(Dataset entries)

※ ※ ※

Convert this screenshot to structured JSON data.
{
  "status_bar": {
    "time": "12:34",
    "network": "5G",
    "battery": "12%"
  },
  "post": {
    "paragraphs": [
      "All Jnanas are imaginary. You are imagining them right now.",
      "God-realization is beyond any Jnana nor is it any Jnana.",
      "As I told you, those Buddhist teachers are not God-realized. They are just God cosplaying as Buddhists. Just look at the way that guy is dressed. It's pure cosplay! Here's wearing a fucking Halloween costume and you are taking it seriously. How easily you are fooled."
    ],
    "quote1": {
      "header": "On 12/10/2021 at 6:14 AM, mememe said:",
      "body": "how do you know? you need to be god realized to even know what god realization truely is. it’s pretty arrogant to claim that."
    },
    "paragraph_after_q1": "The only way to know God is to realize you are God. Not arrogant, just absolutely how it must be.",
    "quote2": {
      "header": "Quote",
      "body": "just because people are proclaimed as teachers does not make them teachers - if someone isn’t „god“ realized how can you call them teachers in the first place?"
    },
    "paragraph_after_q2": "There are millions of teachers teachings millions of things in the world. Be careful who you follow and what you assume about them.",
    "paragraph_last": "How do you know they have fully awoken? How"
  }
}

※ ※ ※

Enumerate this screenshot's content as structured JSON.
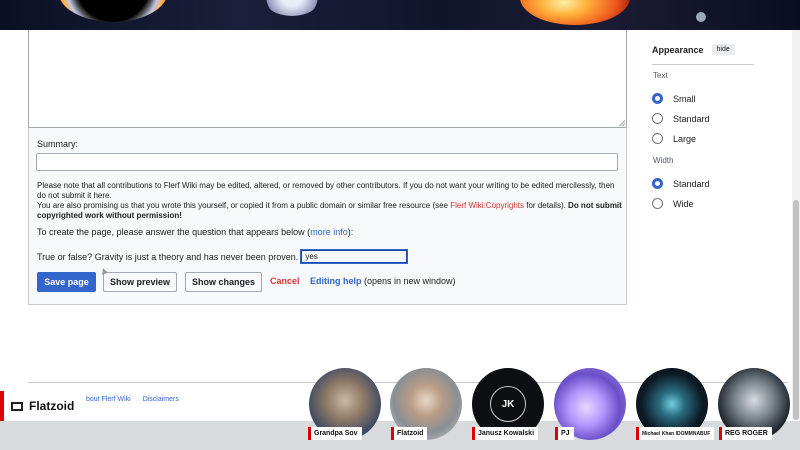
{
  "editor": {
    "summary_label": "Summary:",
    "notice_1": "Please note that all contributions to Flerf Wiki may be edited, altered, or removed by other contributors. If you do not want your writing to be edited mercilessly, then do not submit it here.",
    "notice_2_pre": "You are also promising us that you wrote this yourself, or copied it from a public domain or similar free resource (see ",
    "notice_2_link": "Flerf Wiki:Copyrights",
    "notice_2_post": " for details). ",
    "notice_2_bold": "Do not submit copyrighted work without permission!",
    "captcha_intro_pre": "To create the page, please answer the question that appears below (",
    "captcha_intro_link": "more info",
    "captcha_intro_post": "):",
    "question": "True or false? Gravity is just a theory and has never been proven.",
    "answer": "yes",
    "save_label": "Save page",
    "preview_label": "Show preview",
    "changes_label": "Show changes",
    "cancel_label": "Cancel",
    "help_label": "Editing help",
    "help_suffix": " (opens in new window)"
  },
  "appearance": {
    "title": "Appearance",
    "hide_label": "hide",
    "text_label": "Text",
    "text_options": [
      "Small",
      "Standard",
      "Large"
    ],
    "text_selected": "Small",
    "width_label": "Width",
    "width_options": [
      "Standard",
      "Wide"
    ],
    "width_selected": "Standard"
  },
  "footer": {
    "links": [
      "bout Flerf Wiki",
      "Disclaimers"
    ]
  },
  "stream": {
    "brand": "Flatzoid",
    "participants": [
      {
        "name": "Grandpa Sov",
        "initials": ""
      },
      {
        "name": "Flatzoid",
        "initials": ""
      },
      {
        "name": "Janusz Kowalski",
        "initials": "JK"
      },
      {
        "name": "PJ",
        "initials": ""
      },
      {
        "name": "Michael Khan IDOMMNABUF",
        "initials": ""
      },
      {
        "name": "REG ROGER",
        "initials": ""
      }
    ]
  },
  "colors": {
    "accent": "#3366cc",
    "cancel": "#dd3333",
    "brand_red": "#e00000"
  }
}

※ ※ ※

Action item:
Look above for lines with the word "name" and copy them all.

Written solution:
        "name": "Grandpa Sov",
        "name": "Flatzoid",
        "name": "Janusz Kowalski",
        "name": "PJ",
        "name": "Michael Khan IDOMMNABUF",
        "name": "REG ROGER",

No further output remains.